ptolemies Tomson (2019), Studies on Jews and Christians in the First and Second Centuries. 156
ptolemy vi philometor Schwartz (2008), 2 Maccabees, 229
purity (see also food laws) Tomson (2019), Studies on Jews and Christians in the First and Second Centuries. 156
rabbinic literature Schwartz (2008), 2 Maccabees, 361
restoration,temple cult Beyerle and Goff (2022), Notions of Time in Deuterocanonical and Cognate Literature, 218
sacrifices Schwartz (2008), 2 Maccabees, 48
seleucus iv philopator Schwartz (2008), 2 Maccabees, 228, 229

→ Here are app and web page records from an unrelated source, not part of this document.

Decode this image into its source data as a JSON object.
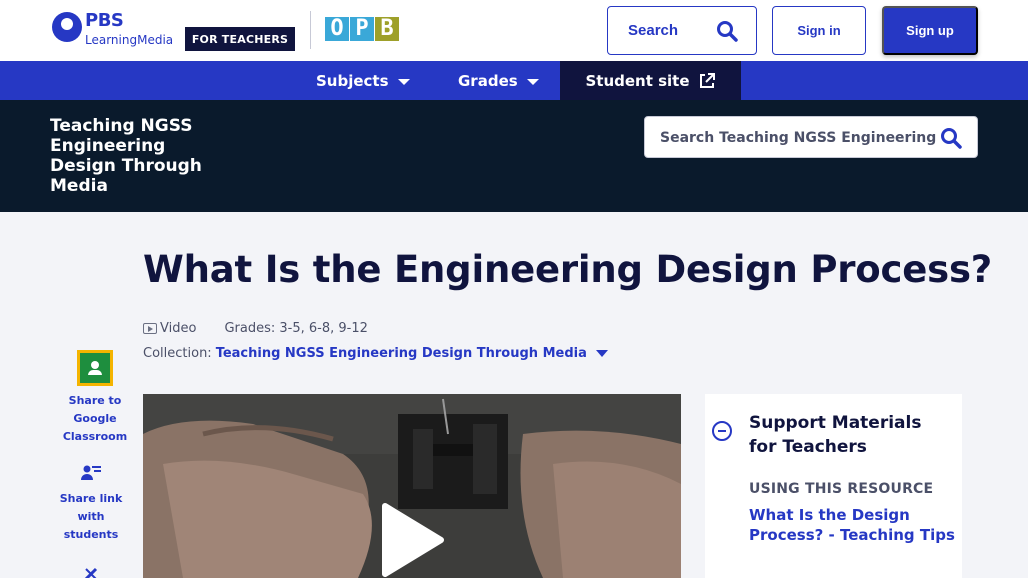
{
  "header": {
    "logo": {
      "brand": "PBS",
      "product": "LearningMedia"
    },
    "audience_badge": "FOR TEACHERS",
    "station_logo_letters": [
      "O",
      "P",
      "B"
    ],
    "search_label": "Search",
    "sign_in_label": "Sign in",
    "sign_up_label": "Sign up"
  },
  "nav": {
    "subjects": "Subjects",
    "grades": "Grades",
    "student_site": "Student site"
  },
  "collection_banner": {
    "title": "Teaching NGSS Engineering Design Through Media",
    "search_placeholder": "Search Teaching NGSS Engineering …"
  },
  "resource": {
    "title": "What Is the Engineering Design Process?",
    "media_type": "Video",
    "grades": "Grades: 3-5, 6-8, 9-12",
    "collection_prefix": "Collection:",
    "collection_name": "Teaching NGSS Engineering Design Through Media"
  },
  "share": {
    "google_classroom": "Share to Google Classroom",
    "students_link": "Share link with students"
  },
  "support_panel": {
    "heading": "Support Materials for Teachers",
    "eyebrow": "USING THIS RESOURCE",
    "link": "What Is the Design Process? - Teaching Tips"
  },
  "colors": {
    "brand_blue": "#2638c4",
    "navy": "#10143e",
    "banner_dark": "#0a1a2c",
    "page_bg": "#f3f4f8",
    "station_blue": "#3aa8d8",
    "station_olive": "#9ea02a",
    "classroom_green": "#1e8e3e",
    "classroom_yellow": "#f4b400"
  },
  "icons": {
    "search": "search-icon",
    "external_link": "external-link-icon",
    "video": "video-icon",
    "google_classroom": "google-classroom-icon",
    "share_students": "share-students-icon",
    "play": "play-icon",
    "collapse": "minus-circle-icon"
  }
}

septuagint Tomson (2019), Studies on Jews and Christians in the First and Second Centuries. 156
solomon Schwartz (2008), 2 Maccabees, 452
sources of 2 maccabees Schwartz (2008), 2 Maccabees, 31
struggles Schwartz (2008), 2 Maccabees, 79
style,linguistic and literary,abbreviation,see also epitomizing Schwartz (2008), 2 Maccabees, 73
style,linguistic and literary,lively diction Schwartz (2008), 2 Maccabees, 79
style,linguistic and literary,participles Schwartz (2008), 2 Maccabees, 73
style,linguistic and literary,pathetic Schwartz (2008), 2 Maccabees, 79
style,linguistic and literary,rare words Schwartz (2008), 2 Maccabees, 31
style,linguistic and literary Schwartz (2008), 2 Maccabees, 73, 79
syrian,see aramaic syrian wars,sixth' Schwartz (2008), 2 Maccabees, 229
temple,jerusalem,second Collins (2016), The Apocalyptic Imagination: An Introduction to Jewish Apocalyptic Literature, 88
temple Beyerle and Goff (2022), Notions of Time in Deuterocanonical and Cognate Literature, 218
temple (second),cult of Schwartz (2008), 2 Maccabees, 48
temple (second),gates Schwartz (2008), 2 Maccabees, 361